#### [Action item]
Could you copy all of the records below exactly as they appear?

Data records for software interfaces
- - - - - - -

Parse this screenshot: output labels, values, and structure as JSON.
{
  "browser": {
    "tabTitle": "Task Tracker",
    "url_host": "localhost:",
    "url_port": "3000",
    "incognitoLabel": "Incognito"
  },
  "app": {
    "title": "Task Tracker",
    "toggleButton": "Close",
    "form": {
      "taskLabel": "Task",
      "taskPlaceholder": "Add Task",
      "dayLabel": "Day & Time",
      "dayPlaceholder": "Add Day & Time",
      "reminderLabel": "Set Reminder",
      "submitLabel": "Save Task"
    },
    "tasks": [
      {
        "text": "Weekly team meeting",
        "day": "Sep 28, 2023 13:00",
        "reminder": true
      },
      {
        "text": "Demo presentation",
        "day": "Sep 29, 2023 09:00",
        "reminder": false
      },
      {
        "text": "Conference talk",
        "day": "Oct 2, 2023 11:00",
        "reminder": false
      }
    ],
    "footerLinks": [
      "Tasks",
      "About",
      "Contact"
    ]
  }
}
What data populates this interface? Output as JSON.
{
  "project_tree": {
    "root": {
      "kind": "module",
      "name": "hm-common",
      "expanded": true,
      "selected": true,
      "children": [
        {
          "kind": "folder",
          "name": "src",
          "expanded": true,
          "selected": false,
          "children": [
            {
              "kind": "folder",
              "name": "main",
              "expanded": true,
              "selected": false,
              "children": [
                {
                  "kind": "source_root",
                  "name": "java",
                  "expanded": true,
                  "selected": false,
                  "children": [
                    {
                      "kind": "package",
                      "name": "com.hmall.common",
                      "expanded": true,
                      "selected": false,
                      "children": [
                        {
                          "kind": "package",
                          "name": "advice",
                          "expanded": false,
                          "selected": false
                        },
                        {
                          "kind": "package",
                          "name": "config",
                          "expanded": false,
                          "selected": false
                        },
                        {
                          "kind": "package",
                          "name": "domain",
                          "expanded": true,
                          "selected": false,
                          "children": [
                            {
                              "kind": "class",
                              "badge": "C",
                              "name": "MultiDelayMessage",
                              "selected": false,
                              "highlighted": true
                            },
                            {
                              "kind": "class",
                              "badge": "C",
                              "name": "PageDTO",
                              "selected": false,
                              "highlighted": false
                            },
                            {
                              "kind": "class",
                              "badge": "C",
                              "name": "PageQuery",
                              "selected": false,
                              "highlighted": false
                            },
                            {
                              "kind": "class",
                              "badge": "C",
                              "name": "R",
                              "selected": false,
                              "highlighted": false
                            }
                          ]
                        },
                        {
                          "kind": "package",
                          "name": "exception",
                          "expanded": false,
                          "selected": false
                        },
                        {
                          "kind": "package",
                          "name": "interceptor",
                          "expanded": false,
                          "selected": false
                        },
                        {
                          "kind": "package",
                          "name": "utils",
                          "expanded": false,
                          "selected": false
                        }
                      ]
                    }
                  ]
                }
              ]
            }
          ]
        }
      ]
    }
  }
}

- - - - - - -

#### [Solved problem]
Parse this screenshot: output labels, values, and structure as JSON.
{
  "browser": {
    "tabTitle": "Task Tracker",
    "url_host": "localhost:",
    "url_port": "3000",
    "incognitoLabel": "Incognito"
  },
  "app": {
    "title": "Task Tracker",
    "toggleButton": "Close",
    "form": {
      "taskLabel": "Task",
      "taskPlaceholder": "Add Task",
      "dayLabel": "Day & Time",
      "dayPlaceholder": "Add Day & Time",
      "reminderLabel": "Set Reminder",
      "submitLabel": "Save Task"
    },
    "tasks": [
      {
        "text": "Weekly team meeting",
        "day": "Sep 28, 2023 13:00",
        "reminder": true
      },
      {
        "text": "Demo presentation",
        "day": "Sep 29, 2023 09:00",
        "reminder": false
      },
      {
        "text": "Conference talk",
        "day": "Oct 2, 2023 11:00",
        "reminder": false
      }
    ],
    "footerLinks": [
      "Tasks",
      "About",
      "Contact"
    ]
  }
}
What data populates this interface? Output as JSON.
{
  "project_tree": {
    "root": {
      "kind": "module",
      "name": "hm-common",
      "expanded": true,
      "selected": true,
      "children": [
        {
          "kind": "folder",
          "name": "src",
          "expanded": true,
          "selected": false,
          "children": [
            {
              "kind": "folder",
              "name": "main",
              "expanded": true,
              "selected": false,
              "children": [
                {
                  "kind": "source_root",
                  "name": "java",
                  "expanded": true,
                  "selected": false,
                  "children": [
                    {
                      "kind": "package",
                      "name": "com.hmall.common",
                      "expanded": true,
                      "selected": false,
                      "children": [
                        {
                          "kind": "package",
                          "name": "advice",
                          "expanded": false,
                          "selected": false
                        },
                        {
                          "kind": "package",
                          "name": "config",
                          "expanded": false,
                          "selected": false
                        },
                        {
                          "kind": "package",
                          "name": "domain",
                          "expanded": true,
                          "selected": false,
                          "children": [
                            {
                              "kind": "class",
                              "badge": "C",
                              "name": "MultiDelayMessage",
                              "selected": false,
                              "highlighted": true
                            },
                            {
                              "kind": "class",
                              "badge": "C",
                              "name": "PageDTO",
                              "selected": false,
                              "highlighted": false
                            },
                            {
                              "kind": "class",
                              "badge": "C",
                              "name": "PageQuery",
                              "selected": false,
                              "highlighted": false
                            },
                            {
                              "kind": "class",
                              "badge": "C",
                              "name": "R",
                              "selected": false,
                              "highlighted": false
                            }
                          ]
                        },
                        {
                          "kind": "package",
                          "name": "exception",
                          "expanded": false,
                          "selected": false
                        },
                        {
                          "kind": "package",
                          "name": "interceptor",
                          "expanded": false,
                          "selected": false
                        },
                        {
                          "kind": "package",
                          "name": "utils",
                          "expanded": false,
                          "selected": false
                        }
                      ]
                    }
                  ]
                }
              ]
            }
          ]
        }
      ]
    }
  }
}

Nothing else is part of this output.